Fuji Kindergarten is a large, one-story, oval-shaped kindergarten, well known to accommodate over 600 children freely running around the oval-shaped roof. All of architectural spaces were designed to be at the scale of a child, so there is an extremely close relationship between the floor level and rooftop level.
Three pre-existing Zelkova trees shoot through the architecture and are splendid climbing points for children on the roof. There is not a single piece of play equipment on the roof. The rooftop itself becomes the play equipment. Even children who don’t usually run will most certainly race around this roof.
Melbourne School of Design by JWA Architects + NADAAA
- Location: Melbourne, Australia
- Principals in Charge: John Wardle & Stefan Mee
- Project Manager: Stephen Georgalas
- Area:15772.0 m2
- Completed: 2014
The focus of the MSD was to rethink the entire challenge of architectural education to give priority to four themes: the ‘academic environment’, the ‘suspended studio’, the ‘living building’, and ‘built pedagogy’, all themes that cover certain urgencies of this time and various ambitions for the future. The design foresaw some critical changes in architectural education that are the result of inter-disciplinary work, and how spaces of pedagogy can react to and accommodate a platform for various fields to come together and form something larger than the sum of their parts for the good of its students and their future contributions to society.
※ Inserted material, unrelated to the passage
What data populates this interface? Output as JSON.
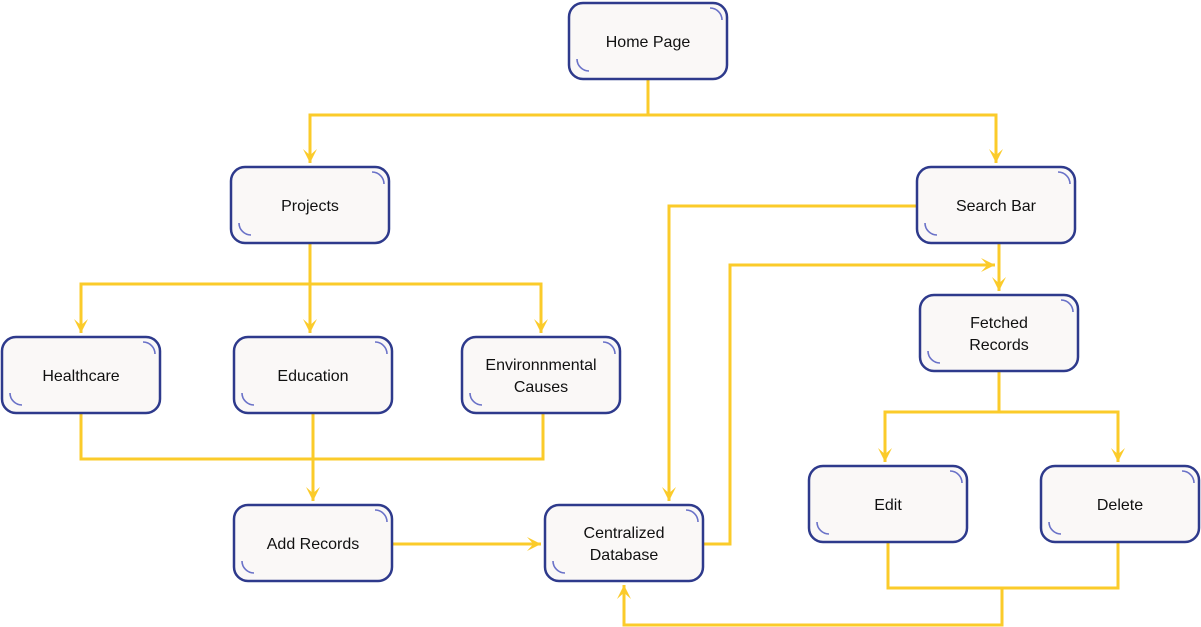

In a time of both economic crisis and ecological vulnerability, the building addresses the use of resources, challenges conventional means and methods of project delivery, and considers the life cycle implications of the building. Finally, the project also serves as a pedagogical model—teaching by example and radicalizing the media with which it is working.
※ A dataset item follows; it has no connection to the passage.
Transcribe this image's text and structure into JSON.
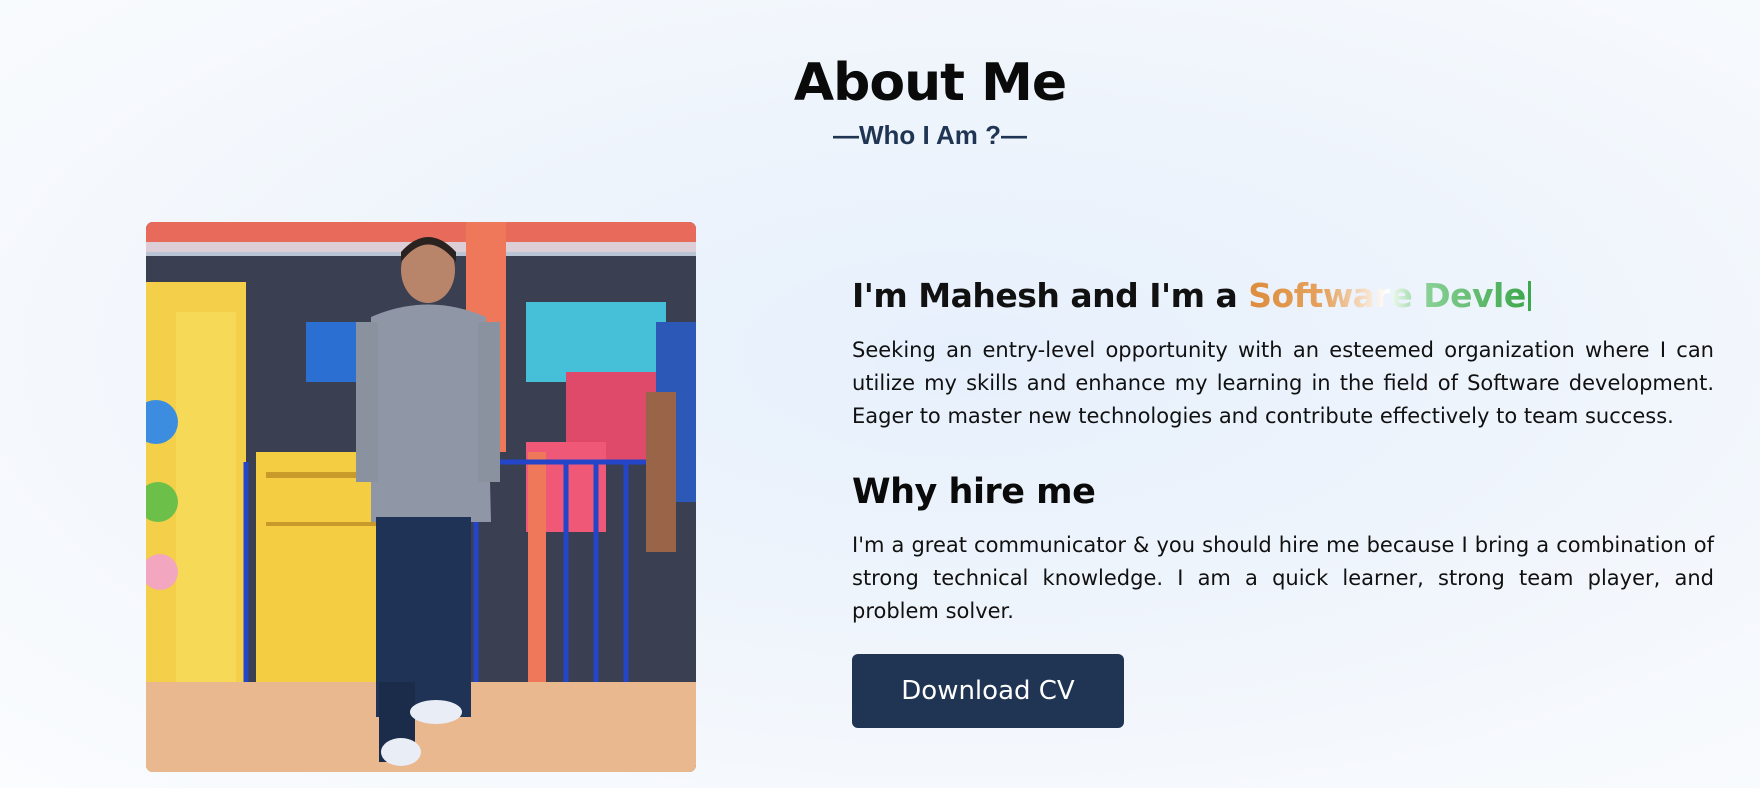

The Village Architect Shobac Campus by MacKay-Lyons Sweetapple Architects
- Location: Upper Kingsburg, Nova Scotia, Canada
- Architect in Charge: Brian MacKay-Lyons, Meggie Kelley, Tyler Reynolds
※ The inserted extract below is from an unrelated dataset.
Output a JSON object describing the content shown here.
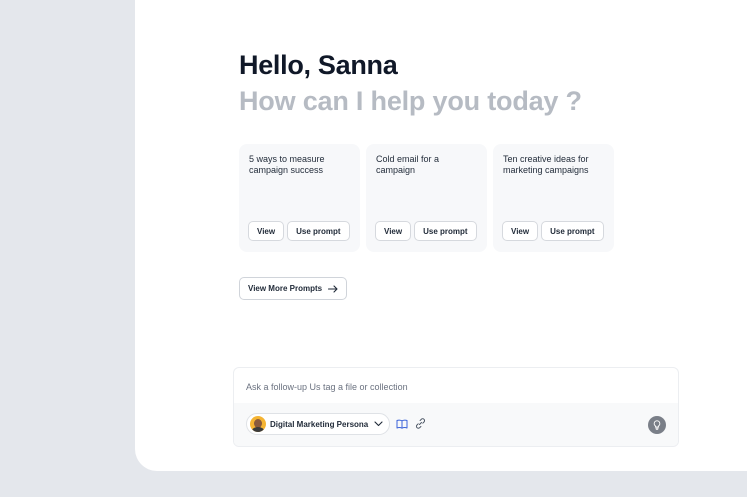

- Area: 700.0 ft2
- Completed: 2015
This approximately 700 ft² dwelling is the most recent in a series of affordable, modest houses designed by the firm, exploring the idea of ‘economy as ethic’. It is a flexible prototype which is intended to be replicated and customized to specific sites. Its inherent ‘DNA’ allows this one bedroom house to easily grow into a two bedroom, 1,000 ft² family house. It is proto-urban, as it implies aggregation to make urban fabric. Its material expression can be adapted to other cultural contexts. It is rational in its structure and modular in its components. It is a small building which can have a big impact.
Through its traditional gabled roof form it communicates with the adjacent 1880s octagonal troop barn and 1830 Chebogue Schoolhouse (reconstructed and moved to the site). Due to its pivotal position in the campus, it actively engages with all of the other adjacent structures by framing courtyards. It optimizes both prospect and refuge in the landscape. As a landscape viewing instrument it seems to own the pastoral valley to the north and east through a generous 24’ wide corner window. At grade the blank plinth/hearth/stair wall protects the interior from the road, while a 12’ south-facing window above offers solar gain and a dramatic view toward Hirtle’s Beach.
Source and photos, Courtesy of Royal Architectural Institute of Canada.